The “docudrama”—a dramatized film or television program inspired by real people and events—has seen a renaissance in recent years. So has litigation over the portrayal of individuals who claim to be falsely depicted in these expressive works. For example, in just the past decade, litigation has been brought over streaming shows such as The Queen’s Gambit, Inventing Anna, Feud: Bette and Joan, and Romeo Killer: The Chris Porco Story, and threatened over shows like HBO’s Winning Time. Three media attorneys with a wealth of experience will explain how they advise filmmakers, networks, and streamers about risks relating to docudramas, bearing in mind defamation standards like “actual malice,” and whether and to what extent disclaimers can help insulate producers and distributors from potential claims.
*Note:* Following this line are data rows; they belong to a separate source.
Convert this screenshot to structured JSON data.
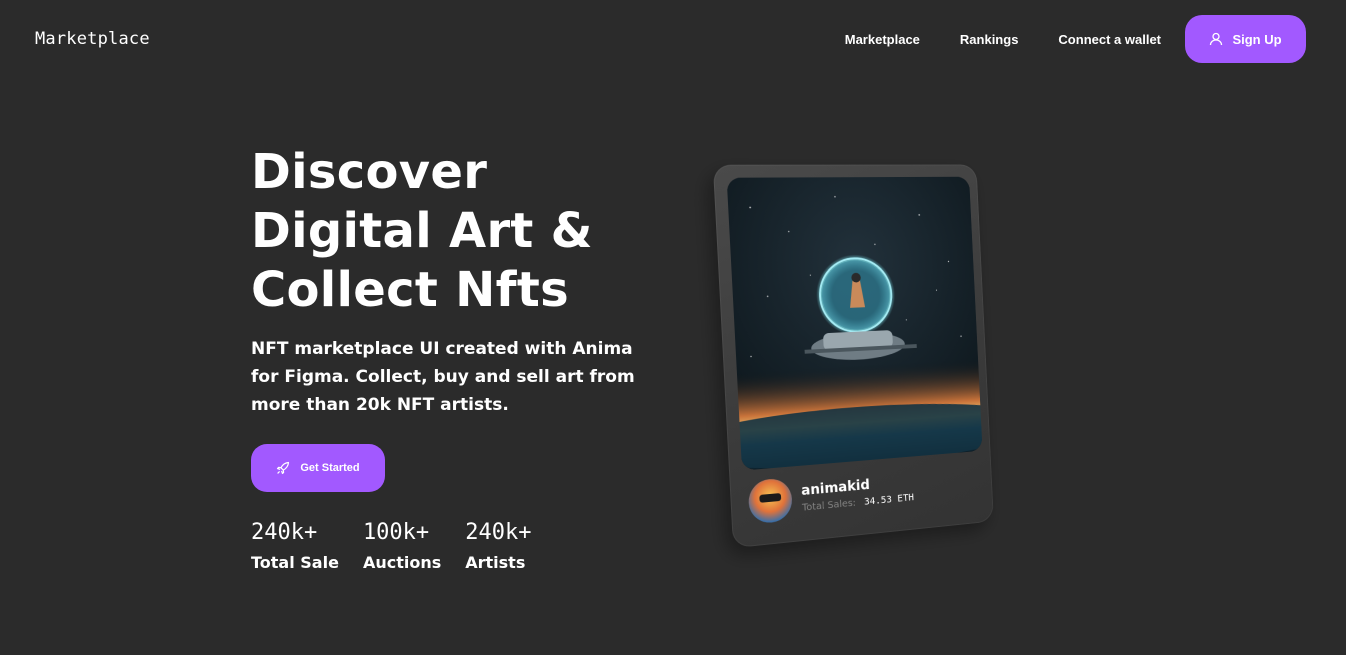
{
  "header": {
    "logo": "Marketplace",
    "nav": [
      {
        "label": "Marketplace"
      },
      {
        "label": "Rankings"
      },
      {
        "label": "Connect a wallet"
      }
    ],
    "signup_label": "Sign Up"
  },
  "hero": {
    "title_lines": [
      "Discover",
      "Digital Art &",
      "Collect Nfts"
    ],
    "subtitle": "NFT marketplace UI created with Anima for Figma. Collect, buy and sell art from more than 20k NFT artists.",
    "cta_label": "Get Started",
    "stats": [
      {
        "value": "240k+",
        "label": "Total Sale"
      },
      {
        "value": "100k+",
        "label": "Auctions"
      },
      {
        "value": "240k+",
        "label": "Artists"
      }
    ]
  },
  "card": {
    "artist": "animakid",
    "sales_label": "Total Sales:",
    "sales_value": "34.53 ETH"
  },
  "colors": {
    "background": "#2b2b2b",
    "accent": "#a259ff",
    "muted_text": "#858584"
  },
  "icons": {
    "signup": "user-icon",
    "cta": "rocket-icon"
  }
}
Stephanie Abrutyn, SVP, Legal and Business Affairs and General Counsel of Grid, has over 25 years of experience at a number of leading media companies. Immediately prior to joining Grid, Stephanie served as SVP and Chief Counsel, Litigation and Public Policy at WarnerMedia, where she led the team responsible for overseeing and managing litigation for all of WarnerMedia’s businesses and brands including HBO, CNN, and Warner Bros., and oversaw the WarnerMedia domestic public policy group. Stephanie also teaches media law and is a frequent speaker and author on First Amendment and media law issues.
Matt Schafer is Vice President, Assistant General Counsel, Litigation for Paramount Global. He handles content litigation across Paramount subsidiaries like CBS News, Showtime, and Simon & Schuster, with a focus on defamation, copyright, and invasion of privacy claims and subpoenas for newsgathering material. Matt also regularly publishes scholarship on the history of freedom of speech and of the press in the United States. His articles have been published by or are forthcoming in Penn State University Law Review, Buffalo Law Review, Louisiana Law Review, the Federal Communications Law Journal, and Georgetown’s Journal of National Security Law & Policy. Previously, he was newsroom counsel at BuzzFeed News.
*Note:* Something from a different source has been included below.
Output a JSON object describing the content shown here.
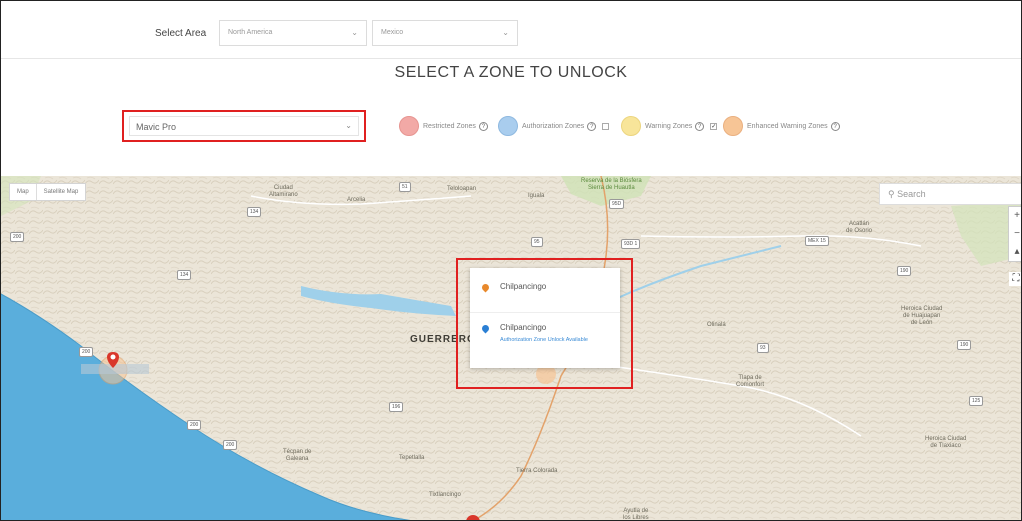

Rachel Strom is a partner at Davis Wright Tremaine LLP, where she concentrates her practice on media law. She represents media companies in high-stakes defamation, invasion of privacy and copyright matters. Rachel also provides counseling and pre-publication advice to television shows, documentaries, podcasts, online publications, newspapers, and magazines.